Systematic Biology Behdenna A, Godfroid M, Petot P, Pothier J, Lambert A, Achaz G
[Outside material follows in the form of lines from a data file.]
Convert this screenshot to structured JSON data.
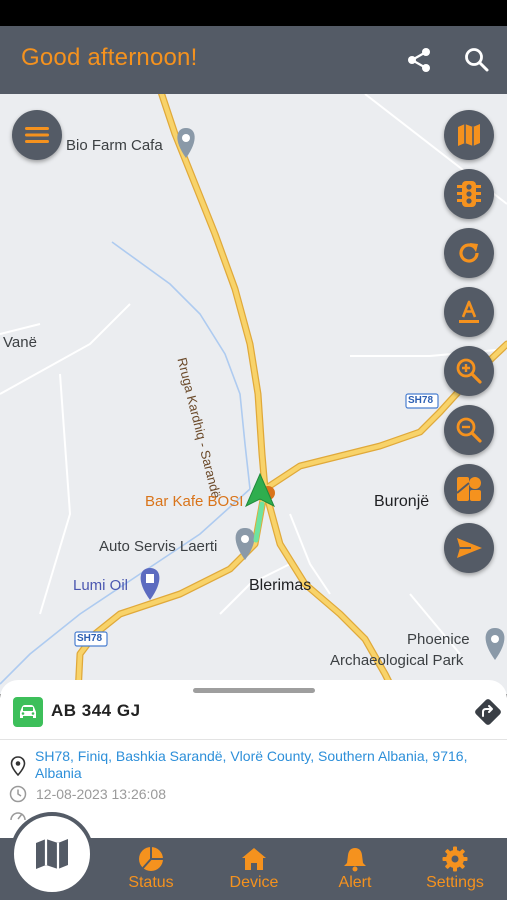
{
  "header": {
    "title": "Good afternoon!",
    "share_icon": "share-icon",
    "search_icon": "search-icon"
  },
  "map": {
    "labels": {
      "bio_farm": "Bio Farm Cafa",
      "road_name": "Rruga Kardhiq - Sarandë",
      "vane": "Vanë",
      "bar_kafe": "Bar Kafe BOSI",
      "buronje": "Buronjë",
      "auto_servis": "Auto Servis Laerti",
      "lumi_oil": "Lumi Oil",
      "blerimas": "Blerimas",
      "sh78_left": "SH78",
      "sh78_right": "SH78",
      "phoenice": "Phoenice",
      "archaeological": "Archaeological Park"
    },
    "controls": [
      "map-type-icon",
      "traffic-icon",
      "refresh-icon",
      "label-toggle-icon",
      "zoom-in-icon",
      "zoom-out-icon",
      "layers-icon",
      "send-location-icon"
    ],
    "colors": {
      "road": "#f7c54a",
      "accent": "#f5921e",
      "vehicle": "#3dbf5a"
    }
  },
  "vehicle": {
    "plate": "AB 344 GJ",
    "address": "SH78, Finiq, Bashkia Sarandë, Vlorë County, Southern Albania, 9716, Albania",
    "timestamp": "12-08-2023 13:26:08"
  },
  "tabs": {
    "map_icon": "map-icon",
    "status": "Status",
    "device": "Device",
    "alert": "Alert",
    "settings": "Settings"
  }
}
An evolutionary process is reflected in the sequence of changes of any trait (e.g., morphological or molecular) through time. Yet, a better understanding of evolution would be procured by characterizing correlated evolution, or when two or more evolutionary processes interact. Previously developed parametric methods often require significant computing time as they rely on the estimation of many parameters. Here, we propose a minimal likelihood framework modeling the joint evolution of two traits on a known phylogenetic tree. The type and strength of correlated evolution are characterized by a few parameters tuning mutation rates of each trait and interdependencies between these rates. The framework can be applied to study any discrete trait or character ranging from nucleotide substitution to gain or loss of a biological function. More specifically, it can be used to 1) test for independence between two evolutionary processes, 2) identify the type of interaction between them, and 3) estimate parameter values of the most likely model of interaction. In the current implementation, the method takes as input a phylogenetic tree with discrete evolutionary events mapped on its branches. The method then maximizes the likelihood for one or several chosen scenarios. The strengths and limits of the method, as well as its relative power compared to a few other methods, are assessed using both simulations and data from 16S rRNA sequences in a sample of 54 γ-enterobacteria. We show that, even with data sets of fewer than 100 species, the method performs well in parameter estimation and in evolutionary model selection.